• [WHAT THE EXERCISE ASKS]:
Give every entry again, exactly as it stands.

• [RECORDS FOR THIS TASK]:
┄┄┄┄┄┄┄┄┄┄
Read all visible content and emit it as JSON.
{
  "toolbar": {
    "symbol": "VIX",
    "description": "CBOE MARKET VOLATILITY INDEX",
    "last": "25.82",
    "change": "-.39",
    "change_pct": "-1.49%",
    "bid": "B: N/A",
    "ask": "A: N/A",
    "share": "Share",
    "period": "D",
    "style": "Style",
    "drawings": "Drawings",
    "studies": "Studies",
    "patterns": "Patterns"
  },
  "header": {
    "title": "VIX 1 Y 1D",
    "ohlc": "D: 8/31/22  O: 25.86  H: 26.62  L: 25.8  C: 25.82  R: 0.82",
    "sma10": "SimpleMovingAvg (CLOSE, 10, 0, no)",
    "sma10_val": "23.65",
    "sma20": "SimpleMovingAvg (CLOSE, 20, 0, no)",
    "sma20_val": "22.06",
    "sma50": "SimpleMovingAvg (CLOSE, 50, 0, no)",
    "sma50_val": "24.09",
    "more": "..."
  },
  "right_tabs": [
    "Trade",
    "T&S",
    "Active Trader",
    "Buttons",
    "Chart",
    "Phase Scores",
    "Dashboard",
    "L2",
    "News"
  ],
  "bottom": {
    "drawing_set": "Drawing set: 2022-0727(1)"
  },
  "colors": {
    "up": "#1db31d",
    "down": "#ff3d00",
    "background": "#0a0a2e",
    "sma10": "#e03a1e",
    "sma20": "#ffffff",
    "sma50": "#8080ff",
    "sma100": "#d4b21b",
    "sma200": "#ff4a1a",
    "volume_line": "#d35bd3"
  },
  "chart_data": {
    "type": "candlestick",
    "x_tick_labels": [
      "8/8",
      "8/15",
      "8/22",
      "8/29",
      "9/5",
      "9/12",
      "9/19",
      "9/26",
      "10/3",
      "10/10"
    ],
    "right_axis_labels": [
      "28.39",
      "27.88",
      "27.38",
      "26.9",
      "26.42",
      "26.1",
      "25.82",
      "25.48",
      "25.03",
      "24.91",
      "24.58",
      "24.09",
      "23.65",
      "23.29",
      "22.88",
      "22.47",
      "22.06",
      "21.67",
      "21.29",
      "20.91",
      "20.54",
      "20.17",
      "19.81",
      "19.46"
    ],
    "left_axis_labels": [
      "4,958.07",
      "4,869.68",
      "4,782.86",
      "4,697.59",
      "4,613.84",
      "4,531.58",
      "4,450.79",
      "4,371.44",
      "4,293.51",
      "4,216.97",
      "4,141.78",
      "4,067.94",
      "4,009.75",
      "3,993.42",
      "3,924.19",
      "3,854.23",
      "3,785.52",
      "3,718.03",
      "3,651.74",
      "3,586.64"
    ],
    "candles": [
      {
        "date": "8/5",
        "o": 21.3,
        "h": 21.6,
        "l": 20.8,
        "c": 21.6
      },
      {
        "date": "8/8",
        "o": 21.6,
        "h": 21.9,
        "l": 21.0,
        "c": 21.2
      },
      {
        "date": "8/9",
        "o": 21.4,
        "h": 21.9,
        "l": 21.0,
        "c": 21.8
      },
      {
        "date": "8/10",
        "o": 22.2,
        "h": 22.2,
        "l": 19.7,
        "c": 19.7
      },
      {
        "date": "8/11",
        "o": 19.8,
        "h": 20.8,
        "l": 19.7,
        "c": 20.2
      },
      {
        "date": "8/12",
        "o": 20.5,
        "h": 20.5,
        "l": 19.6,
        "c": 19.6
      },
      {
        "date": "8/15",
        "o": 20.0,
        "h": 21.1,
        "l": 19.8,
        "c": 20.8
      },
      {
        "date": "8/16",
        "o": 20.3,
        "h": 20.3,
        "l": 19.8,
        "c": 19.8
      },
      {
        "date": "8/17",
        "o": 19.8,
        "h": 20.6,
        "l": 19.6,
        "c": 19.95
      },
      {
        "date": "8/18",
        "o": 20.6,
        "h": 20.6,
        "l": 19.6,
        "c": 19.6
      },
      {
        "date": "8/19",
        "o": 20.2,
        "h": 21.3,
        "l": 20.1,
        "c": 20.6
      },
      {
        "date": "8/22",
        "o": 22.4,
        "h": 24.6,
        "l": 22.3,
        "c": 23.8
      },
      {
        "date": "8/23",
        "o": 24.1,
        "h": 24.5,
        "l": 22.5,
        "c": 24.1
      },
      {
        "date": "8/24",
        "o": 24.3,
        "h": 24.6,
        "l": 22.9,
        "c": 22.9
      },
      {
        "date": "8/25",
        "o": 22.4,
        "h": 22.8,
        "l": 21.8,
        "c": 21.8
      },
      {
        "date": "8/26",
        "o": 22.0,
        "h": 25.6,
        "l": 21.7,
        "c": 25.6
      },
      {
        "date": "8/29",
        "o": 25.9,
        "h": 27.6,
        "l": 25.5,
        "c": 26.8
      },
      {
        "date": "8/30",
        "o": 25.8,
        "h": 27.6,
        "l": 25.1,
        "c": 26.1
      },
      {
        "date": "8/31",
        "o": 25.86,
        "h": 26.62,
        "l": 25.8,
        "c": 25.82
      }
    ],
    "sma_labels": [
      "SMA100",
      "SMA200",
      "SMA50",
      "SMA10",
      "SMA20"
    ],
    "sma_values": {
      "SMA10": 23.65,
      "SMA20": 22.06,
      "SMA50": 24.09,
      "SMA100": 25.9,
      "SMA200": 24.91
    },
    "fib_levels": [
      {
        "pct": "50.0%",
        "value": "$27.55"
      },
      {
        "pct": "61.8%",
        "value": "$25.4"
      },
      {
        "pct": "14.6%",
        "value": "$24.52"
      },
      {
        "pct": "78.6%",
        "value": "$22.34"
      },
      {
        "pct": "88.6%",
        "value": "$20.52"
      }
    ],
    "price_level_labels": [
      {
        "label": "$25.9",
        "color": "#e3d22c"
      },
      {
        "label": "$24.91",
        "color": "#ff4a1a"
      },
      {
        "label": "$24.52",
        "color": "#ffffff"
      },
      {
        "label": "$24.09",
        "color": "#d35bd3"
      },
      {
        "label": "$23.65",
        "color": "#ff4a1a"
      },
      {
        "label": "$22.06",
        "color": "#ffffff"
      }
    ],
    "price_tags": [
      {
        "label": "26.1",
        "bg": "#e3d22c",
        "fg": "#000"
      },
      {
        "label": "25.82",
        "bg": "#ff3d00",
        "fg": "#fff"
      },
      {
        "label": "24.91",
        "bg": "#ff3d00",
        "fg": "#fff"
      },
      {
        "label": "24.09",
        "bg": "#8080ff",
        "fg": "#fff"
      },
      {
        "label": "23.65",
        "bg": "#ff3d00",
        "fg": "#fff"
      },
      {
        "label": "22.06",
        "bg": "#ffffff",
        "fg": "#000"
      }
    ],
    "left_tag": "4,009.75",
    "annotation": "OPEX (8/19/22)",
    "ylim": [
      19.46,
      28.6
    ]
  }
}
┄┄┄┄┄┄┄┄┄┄
• [SOLVED PROBLEM]:
Read all visible content and emit it as JSON.
{
  "toolbar": {
    "symbol": "VIX",
    "description": "CBOE MARKET VOLATILITY INDEX",
    "last": "25.82",
    "change": "-.39",
    "change_pct": "-1.49%",
    "bid": "B: N/A",
    "ask": "A: N/A",
    "share": "Share",
    "period": "D",
    "style": "Style",
    "drawings": "Drawings",
    "studies": "Studies",
    "patterns": "Patterns"
  },
  "header": {
    "title": "VIX 1 Y 1D",
    "ohlc": "D: 8/31/22  O: 25.86  H: 26.62  L: 25.8  C: 25.82  R: 0.82",
    "sma10": "SimpleMovingAvg (CLOSE, 10, 0, no)",
    "sma10_val": "23.65",
    "sma20": "SimpleMovingAvg (CLOSE, 20, 0, no)",
    "sma20_val": "22.06",
    "sma50": "SimpleMovingAvg (CLOSE, 50, 0, no)",
    "sma50_val": "24.09",
    "more": "..."
  },
  "right_tabs": [
    "Trade",
    "T&S",
    "Active Trader",
    "Buttons",
    "Chart",
    "Phase Scores",
    "Dashboard",
    "L2",
    "News"
  ],
  "bottom": {
    "drawing_set": "Drawing set: 2022-0727(1)"
  },
  "colors": {
    "up": "#1db31d",
    "down": "#ff3d00",
    "background": "#0a0a2e",
    "sma10": "#e03a1e",
    "sma20": "#ffffff",
    "sma50": "#8080ff",
    "sma100": "#d4b21b",
    "sma200": "#ff4a1a",
    "volume_line": "#d35bd3"
  },
  "chart_data": {
    "type": "candlestick",
    "x_tick_labels": [
      "8/8",
      "8/15",
      "8/22",
      "8/29",
      "9/5",
      "9/12",
      "9/19",
      "9/26",
      "10/3",
      "10/10"
    ],
    "right_axis_labels": [
      "28.39",
      "27.88",
      "27.38",
      "26.9",
      "26.42",
      "26.1",
      "25.82",
      "25.48",
      "25.03",
      "24.91",
      "24.58",
      "24.09",
      "23.65",
      "23.29",
      "22.88",
      "22.47",
      "22.06",
      "21.67",
      "21.29",
      "20.91",
      "20.54",
      "20.17",
      "19.81",
      "19.46"
    ],
    "left_axis_labels": [
      "4,958.07",
      "4,869.68",
      "4,782.86",
      "4,697.59",
      "4,613.84",
      "4,531.58",
      "4,450.79",
      "4,371.44",
      "4,293.51",
      "4,216.97",
      "4,141.78",
      "4,067.94",
      "4,009.75",
      "3,993.42",
      "3,924.19",
      "3,854.23",
      "3,785.52",
      "3,718.03",
      "3,651.74",
      "3,586.64"
    ],
    "candles": [
      {
        "date": "8/5",
        "o": 21.3,
        "h": 21.6,
        "l": 20.8,
        "c": 21.6
      },
      {
        "date": "8/8",
        "o": 21.6,
        "h": 21.9,
        "l": 21.0,
        "c": 21.2
      },
      {
        "date": "8/9",
        "o": 21.4,
        "h": 21.9,
        "l": 21.0,
        "c": 21.8
      },
      {
        "date": "8/10",
        "o": 22.2,
        "h": 22.2,
        "l": 19.7,
        "c": 19.7
      },
      {
        "date": "8/11",
        "o": 19.8,
        "h": 20.8,
        "l": 19.7,
        "c": 20.2
      },
      {
        "date": "8/12",
        "o": 20.5,
        "h": 20.5,
        "l": 19.6,
        "c": 19.6
      },
      {
        "date": "8/15",
        "o": 20.0,
        "h": 21.1,
        "l": 19.8,
        "c": 20.8
      },
      {
        "date": "8/16",
        "o": 20.3,
        "h": 20.3,
        "l": 19.8,
        "c": 19.8
      },
      {
        "date": "8/17",
        "o": 19.8,
        "h": 20.6,
        "l": 19.6,
        "c": 19.95
      },
      {
        "date": "8/18",
        "o": 20.6,
        "h": 20.6,
        "l": 19.6,
        "c": 19.6
      },
      {
        "date": "8/19",
        "o": 20.2,
        "h": 21.3,
        "l": 20.1,
        "c": 20.6
      },
      {
        "date": "8/22",
        "o": 22.4,
        "h": 24.6,
        "l": 22.3,
        "c": 23.8
      },
      {
        "date": "8/23",
        "o": 24.1,
        "h": 24.5,
        "l": 22.5,
        "c": 24.1
      },
      {
        "date": "8/24",
        "o": 24.3,
        "h": 24.6,
        "l": 22.9,
        "c": 22.9
      },
      {
        "date": "8/25",
        "o": 22.4,
        "h": 22.8,
        "l": 21.8,
        "c": 21.8
      },
      {
        "date": "8/26",
        "o": 22.0,
        "h": 25.6,
        "l": 21.7,
        "c": 25.6
      },
      {
        "date": "8/29",
        "o": 25.9,
        "h": 27.6,
        "l": 25.5,
        "c": 26.8
      },
      {
        "date": "8/30",
        "o": 25.8,
        "h": 27.6,
        "l": 25.1,
        "c": 26.1
      },
      {
        "date": "8/31",
        "o": 25.86,
        "h": 26.62,
        "l": 25.8,
        "c": 25.82
      }
    ],
    "sma_labels": [
      "SMA100",
      "SMA200",
      "SMA50",
      "SMA10",
      "SMA20"
    ],
    "sma_values": {
      "SMA10": 23.65,
      "SMA20": 22.06,
      "SMA50": 24.09,
      "SMA100": 25.9,
      "SMA200": 24.91
    },
    "fib_levels": [
      {
        "pct": "50.0%",
        "value": "$27.55"
      },
      {
        "pct": "61.8%",
        "value": "$25.4"
      },
      {
        "pct": "14.6%",
        "value": "$24.52"
      },
      {
        "pct": "78.6%",
        "value": "$22.34"
      },
      {
        "pct": "88.6%",
        "value": "$20.52"
      }
    ],
    "price_level_labels": [
      {
        "label": "$25.9",
        "color": "#e3d22c"
      },
      {
        "label": "$24.91",
        "color": "#ff4a1a"
      },
      {
        "label": "$24.52",
        "color": "#ffffff"
      },
      {
        "label": "$24.09",
        "color": "#d35bd3"
      },
      {
        "label": "$23.65",
        "color": "#ff4a1a"
      },
      {
        "label": "$22.06",
        "color": "#ffffff"
      }
    ],
    "price_tags": [
      {
        "label": "26.1",
        "bg": "#e3d22c",
        "fg": "#000"
      },
      {
        "label": "25.82",
        "bg": "#ff3d00",
        "fg": "#fff"
      },
      {
        "label": "24.91",
        "bg": "#ff3d00",
        "fg": "#fff"
      },
      {
        "label": "24.09",
        "bg": "#8080ff",
        "fg": "#fff"
      },
      {
        "label": "23.65",
        "bg": "#ff3d00",
        "fg": "#fff"
      },
      {
        "label": "22.06",
        "bg": "#ffffff",
        "fg": "#000"
      }
    ],
    "left_tag": "4,009.75",
    "annotation": "OPEX (8/19/22)",
    "ylim": [
      19.46,
      28.6
    ]
  }
}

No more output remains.